The diet of Lent has deep meaning
This Wednesday marks the beginning of Lent, the 40-day period before Easter, when many Christians abstain from animal foods in remembrance of Jesus’ 40 days of fasting in the desert before launching his ministry.
But meat-free Lent is much more than a symbol of religious devotion to Christ. It helps reduce the risk of chronic disease, environmental degradation and animal abuse. Dozens of medical reports have linked consumption of animal products with elevated risk of heart failure, stroke, cancer and other killer diseases. A 2007 United Nations report named meat production as the largest source of greenhouse gases and water pollution.
Undercover investigations have documented farm animals being beaten, caged, crowded, deprived, mutilated and shocked.
Lent offers a superb opportunity to honor Christ’s powerful message of compassion and love by adopting a meat-free diet for Lent and beyond.
After all, it’s the diet mandated in Genesis I-29 and observed in the Garden of Eden.

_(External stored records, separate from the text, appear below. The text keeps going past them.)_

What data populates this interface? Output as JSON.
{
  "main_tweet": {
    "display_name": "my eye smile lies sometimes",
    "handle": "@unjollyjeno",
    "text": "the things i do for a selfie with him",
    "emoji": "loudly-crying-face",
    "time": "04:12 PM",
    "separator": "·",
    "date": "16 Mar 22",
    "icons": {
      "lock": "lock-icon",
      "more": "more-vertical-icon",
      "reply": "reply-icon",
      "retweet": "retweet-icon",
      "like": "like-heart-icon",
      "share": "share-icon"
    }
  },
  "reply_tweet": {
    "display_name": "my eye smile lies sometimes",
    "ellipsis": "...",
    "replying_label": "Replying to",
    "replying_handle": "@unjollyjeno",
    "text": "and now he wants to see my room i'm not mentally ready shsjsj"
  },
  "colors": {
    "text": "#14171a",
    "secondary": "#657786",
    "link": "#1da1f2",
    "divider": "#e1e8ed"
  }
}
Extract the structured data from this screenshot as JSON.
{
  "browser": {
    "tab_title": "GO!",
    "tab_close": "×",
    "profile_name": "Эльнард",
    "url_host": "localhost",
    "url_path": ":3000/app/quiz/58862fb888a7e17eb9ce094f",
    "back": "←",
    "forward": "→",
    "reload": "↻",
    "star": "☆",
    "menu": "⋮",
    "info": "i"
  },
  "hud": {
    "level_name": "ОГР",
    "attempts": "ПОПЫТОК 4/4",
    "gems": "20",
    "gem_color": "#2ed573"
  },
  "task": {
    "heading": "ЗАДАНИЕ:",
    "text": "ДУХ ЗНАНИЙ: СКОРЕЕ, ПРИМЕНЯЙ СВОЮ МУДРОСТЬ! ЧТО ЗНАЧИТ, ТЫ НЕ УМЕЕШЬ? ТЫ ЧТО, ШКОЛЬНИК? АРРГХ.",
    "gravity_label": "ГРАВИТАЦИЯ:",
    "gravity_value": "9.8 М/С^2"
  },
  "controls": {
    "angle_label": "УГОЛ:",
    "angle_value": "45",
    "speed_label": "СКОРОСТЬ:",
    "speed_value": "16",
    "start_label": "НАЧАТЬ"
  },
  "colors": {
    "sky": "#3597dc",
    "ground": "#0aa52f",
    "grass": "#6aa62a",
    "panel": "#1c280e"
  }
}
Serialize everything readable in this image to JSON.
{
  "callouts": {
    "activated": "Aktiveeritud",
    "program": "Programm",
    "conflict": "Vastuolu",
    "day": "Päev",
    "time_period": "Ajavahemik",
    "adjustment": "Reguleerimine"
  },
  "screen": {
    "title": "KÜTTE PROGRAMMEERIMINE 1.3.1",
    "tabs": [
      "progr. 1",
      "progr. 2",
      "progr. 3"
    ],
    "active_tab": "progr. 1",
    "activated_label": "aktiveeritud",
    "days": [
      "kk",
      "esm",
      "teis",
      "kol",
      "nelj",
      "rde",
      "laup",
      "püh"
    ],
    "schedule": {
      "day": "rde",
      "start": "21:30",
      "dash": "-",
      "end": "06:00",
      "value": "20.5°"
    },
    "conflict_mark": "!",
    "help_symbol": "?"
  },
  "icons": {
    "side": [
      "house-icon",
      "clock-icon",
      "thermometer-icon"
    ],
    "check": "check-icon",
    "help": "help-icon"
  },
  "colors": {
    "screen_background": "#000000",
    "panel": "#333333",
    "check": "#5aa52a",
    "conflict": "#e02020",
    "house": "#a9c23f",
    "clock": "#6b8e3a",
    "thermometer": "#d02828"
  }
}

Our supermarket offers a rich array of plant-based meat and dairy alternatives, as well as the more traditional vegetables, fruits and grains. Entering “vegan recipes” in our favorite search engine offers more products, recipes, and transition tips than we can use.